Just as you are rewarding positive performance, you want to monitor for and discourage negative actions and poor or negligent performance. So you’ll need to develop a course of action for when your corporate safety policies are violated. These can include moving violations as well as falling short of performance and safety measurement policies. The plan should provide for progressive discipline if a driver begins to develop a pattern of negligent performance, safety policy exceptions and/or repeated reported violations. The disciplinary action system should describe what specific action(s) will be taken if a driver does not perform to the acknowledged standard for driving performance and safety up to and including the loss of his/her corporate vehicle use and/or termination.
9. Consider implementing in-vehicle enforcement technology
There are many in-vehicle technologies that give you better insight into how your employees drive: dash cams, telematics solutions, etc. These devices can range in cost from a few dollars to a few hundred dollars every month. With certain drivers, however, no matter how much training you give them or commitments they sign, some still cannot resist the temptation to use their mobile devices behind the wheel. And those expensive technologies above don’t prevent any negative behavior. Drivers are still allowed to use their phone. At that point, cameras and other devices only serve to create a chain of evidence that increases your exposure to negative consequences. Technology platforms like the one at TRUCE deliver distracted driving prevention, along with telematics style data on driver performance (braking, acceleration, speed, etc.), without sacrificing your ability to do business effectively.
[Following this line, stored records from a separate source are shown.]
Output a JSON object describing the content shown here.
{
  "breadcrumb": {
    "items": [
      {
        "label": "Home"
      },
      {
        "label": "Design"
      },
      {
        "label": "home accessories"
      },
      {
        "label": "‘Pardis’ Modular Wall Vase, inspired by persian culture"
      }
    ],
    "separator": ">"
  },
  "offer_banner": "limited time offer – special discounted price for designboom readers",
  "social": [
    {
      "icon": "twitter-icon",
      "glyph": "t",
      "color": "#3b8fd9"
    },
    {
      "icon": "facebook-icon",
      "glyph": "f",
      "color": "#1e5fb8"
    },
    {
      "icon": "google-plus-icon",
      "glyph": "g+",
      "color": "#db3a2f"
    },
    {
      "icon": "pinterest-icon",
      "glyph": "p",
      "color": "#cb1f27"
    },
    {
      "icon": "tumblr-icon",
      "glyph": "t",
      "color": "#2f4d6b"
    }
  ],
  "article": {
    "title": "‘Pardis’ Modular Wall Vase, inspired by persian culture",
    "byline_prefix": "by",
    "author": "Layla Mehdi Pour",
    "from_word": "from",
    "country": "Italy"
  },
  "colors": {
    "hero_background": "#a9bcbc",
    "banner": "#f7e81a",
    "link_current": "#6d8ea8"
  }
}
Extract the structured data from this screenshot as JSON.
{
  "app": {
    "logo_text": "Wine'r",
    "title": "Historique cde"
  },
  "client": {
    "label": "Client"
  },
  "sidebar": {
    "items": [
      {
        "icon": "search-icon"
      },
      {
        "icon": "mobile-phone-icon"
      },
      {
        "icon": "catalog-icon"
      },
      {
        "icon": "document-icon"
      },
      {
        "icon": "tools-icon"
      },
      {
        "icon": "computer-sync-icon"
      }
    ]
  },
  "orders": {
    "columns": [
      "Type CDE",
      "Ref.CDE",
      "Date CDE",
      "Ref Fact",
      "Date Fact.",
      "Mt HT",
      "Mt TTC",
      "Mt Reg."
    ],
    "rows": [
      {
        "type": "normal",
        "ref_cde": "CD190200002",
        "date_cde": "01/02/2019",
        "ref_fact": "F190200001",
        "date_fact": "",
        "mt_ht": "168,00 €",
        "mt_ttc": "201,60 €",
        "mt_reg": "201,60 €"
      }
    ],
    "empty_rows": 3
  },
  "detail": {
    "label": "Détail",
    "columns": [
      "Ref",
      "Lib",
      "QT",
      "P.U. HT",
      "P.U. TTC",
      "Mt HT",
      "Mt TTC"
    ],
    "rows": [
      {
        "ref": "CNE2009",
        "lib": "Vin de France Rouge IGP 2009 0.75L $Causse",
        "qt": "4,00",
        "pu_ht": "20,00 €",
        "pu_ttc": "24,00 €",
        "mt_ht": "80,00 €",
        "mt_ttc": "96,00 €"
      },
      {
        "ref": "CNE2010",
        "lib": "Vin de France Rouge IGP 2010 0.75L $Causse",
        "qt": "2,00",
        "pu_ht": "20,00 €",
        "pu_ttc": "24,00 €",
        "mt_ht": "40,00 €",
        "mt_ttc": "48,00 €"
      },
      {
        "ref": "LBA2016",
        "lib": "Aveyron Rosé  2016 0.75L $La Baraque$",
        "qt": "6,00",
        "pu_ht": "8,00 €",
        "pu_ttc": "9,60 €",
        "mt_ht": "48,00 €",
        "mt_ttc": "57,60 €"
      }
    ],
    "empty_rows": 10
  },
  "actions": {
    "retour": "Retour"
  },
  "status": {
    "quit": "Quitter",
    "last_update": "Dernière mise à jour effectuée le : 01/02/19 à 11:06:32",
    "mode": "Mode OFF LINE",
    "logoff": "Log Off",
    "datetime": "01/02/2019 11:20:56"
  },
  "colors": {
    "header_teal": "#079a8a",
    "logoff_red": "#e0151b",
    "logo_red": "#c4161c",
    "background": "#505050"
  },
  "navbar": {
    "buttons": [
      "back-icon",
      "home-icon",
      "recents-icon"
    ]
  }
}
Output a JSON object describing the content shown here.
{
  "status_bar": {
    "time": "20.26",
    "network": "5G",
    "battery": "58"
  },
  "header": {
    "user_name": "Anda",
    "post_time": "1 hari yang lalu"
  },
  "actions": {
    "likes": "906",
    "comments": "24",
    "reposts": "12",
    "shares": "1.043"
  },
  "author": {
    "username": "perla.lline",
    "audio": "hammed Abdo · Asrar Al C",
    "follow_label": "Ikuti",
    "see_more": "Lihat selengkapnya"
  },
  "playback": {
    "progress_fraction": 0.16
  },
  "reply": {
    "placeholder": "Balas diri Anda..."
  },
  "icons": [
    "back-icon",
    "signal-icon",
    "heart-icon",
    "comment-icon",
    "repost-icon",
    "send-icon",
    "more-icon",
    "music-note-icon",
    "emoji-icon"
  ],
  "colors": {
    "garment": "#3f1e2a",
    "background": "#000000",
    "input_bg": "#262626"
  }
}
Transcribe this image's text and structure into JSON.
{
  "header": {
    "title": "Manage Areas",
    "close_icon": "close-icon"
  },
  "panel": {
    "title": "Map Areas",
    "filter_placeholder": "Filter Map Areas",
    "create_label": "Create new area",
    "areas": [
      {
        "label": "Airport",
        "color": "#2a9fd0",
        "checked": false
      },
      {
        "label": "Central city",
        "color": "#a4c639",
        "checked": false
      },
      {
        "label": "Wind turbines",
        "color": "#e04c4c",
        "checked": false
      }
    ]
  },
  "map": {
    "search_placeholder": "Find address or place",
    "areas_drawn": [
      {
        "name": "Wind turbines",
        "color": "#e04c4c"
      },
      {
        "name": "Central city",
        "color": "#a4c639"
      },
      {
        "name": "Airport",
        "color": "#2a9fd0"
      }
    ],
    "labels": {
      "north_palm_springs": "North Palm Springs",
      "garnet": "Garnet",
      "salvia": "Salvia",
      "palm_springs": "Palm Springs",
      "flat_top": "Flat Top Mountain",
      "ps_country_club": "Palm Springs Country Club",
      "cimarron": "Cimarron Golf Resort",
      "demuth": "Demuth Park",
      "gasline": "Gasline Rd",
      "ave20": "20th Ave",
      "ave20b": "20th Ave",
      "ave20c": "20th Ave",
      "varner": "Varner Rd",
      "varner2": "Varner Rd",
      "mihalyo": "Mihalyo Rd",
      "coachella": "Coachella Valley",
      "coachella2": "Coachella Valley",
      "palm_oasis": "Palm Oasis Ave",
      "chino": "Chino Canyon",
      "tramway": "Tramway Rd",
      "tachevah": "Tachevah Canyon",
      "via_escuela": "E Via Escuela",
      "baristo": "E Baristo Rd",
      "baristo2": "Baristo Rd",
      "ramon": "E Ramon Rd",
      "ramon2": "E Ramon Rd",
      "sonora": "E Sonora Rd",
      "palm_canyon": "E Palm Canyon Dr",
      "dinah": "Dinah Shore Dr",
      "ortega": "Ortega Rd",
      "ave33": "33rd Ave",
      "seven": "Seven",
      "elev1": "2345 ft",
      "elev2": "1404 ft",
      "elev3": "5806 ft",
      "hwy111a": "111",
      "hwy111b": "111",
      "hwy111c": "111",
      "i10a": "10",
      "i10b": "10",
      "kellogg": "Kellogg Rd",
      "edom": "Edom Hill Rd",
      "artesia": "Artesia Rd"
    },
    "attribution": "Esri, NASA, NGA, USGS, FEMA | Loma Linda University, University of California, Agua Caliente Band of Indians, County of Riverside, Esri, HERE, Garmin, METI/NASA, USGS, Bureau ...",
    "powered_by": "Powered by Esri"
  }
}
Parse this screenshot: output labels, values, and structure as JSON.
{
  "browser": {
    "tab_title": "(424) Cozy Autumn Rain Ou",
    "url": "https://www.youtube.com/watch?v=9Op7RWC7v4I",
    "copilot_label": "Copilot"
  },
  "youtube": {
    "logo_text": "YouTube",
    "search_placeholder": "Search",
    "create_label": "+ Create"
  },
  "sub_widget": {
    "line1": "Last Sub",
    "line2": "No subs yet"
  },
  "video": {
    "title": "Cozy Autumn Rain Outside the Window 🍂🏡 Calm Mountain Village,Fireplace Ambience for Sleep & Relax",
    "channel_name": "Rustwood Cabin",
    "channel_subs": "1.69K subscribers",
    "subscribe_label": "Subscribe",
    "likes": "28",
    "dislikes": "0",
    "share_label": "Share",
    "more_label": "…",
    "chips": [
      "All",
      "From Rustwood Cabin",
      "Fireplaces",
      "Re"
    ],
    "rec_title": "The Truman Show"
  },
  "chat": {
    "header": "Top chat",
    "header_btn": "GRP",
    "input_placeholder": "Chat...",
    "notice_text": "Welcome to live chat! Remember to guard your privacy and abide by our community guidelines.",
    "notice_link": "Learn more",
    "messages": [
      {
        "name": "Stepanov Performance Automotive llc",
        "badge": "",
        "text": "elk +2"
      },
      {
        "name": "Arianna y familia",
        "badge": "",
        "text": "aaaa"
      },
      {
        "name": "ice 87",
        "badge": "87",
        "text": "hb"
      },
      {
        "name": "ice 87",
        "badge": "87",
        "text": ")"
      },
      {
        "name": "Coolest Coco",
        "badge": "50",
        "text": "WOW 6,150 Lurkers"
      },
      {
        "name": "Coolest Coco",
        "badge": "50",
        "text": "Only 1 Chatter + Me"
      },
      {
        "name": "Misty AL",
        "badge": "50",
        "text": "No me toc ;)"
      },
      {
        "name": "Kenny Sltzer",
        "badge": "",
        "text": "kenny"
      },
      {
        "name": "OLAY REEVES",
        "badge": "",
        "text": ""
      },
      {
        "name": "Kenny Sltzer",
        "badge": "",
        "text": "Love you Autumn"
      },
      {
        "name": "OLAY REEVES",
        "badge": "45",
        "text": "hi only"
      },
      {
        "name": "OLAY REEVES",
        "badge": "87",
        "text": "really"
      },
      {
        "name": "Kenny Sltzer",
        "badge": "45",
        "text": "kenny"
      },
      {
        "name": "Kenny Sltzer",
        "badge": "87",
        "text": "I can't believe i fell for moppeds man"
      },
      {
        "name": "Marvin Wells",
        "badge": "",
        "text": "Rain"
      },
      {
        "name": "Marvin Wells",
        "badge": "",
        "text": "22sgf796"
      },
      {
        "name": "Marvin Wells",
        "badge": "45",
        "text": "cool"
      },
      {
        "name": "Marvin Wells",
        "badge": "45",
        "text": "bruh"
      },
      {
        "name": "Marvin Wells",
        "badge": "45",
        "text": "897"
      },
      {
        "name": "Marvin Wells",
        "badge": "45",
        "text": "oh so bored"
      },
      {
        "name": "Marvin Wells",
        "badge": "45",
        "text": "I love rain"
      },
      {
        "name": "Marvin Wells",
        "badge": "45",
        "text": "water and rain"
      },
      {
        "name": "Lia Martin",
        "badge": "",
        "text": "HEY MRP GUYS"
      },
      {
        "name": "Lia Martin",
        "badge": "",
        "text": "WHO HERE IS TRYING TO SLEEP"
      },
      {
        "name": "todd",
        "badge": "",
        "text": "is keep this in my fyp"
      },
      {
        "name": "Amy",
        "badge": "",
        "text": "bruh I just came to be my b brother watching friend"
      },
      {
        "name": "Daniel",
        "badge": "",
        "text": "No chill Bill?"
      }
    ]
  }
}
10. Regulatory Compliance
Require, and audit, adherence to highway safety regulations. It is important to clearly establish which, if any, local, state, and/or federal regulations govern your vehicles and/or drivers. These regulations may involve, but may not necessarily be limited to the:
- Federal Motor Carrier Safety Administration (FMCSA)
- U.S. Department of Transportation (USDOT)
- National Highway Transportation Safety Administration (NHTSA)
- Federal Highway Administration (FHWA)
- Employment Standards Administration (ESA)
- Your state and local mobile device laws and policies
Alright, that’s it! You’re well on your way to a world-class employee driver safety and performance policy. Don’t forget to share with colleagues you think might be interested! Have more questions or want to see how TRUCE can be an integral part of your employee safety policy? Click here to learn more or email [email protected].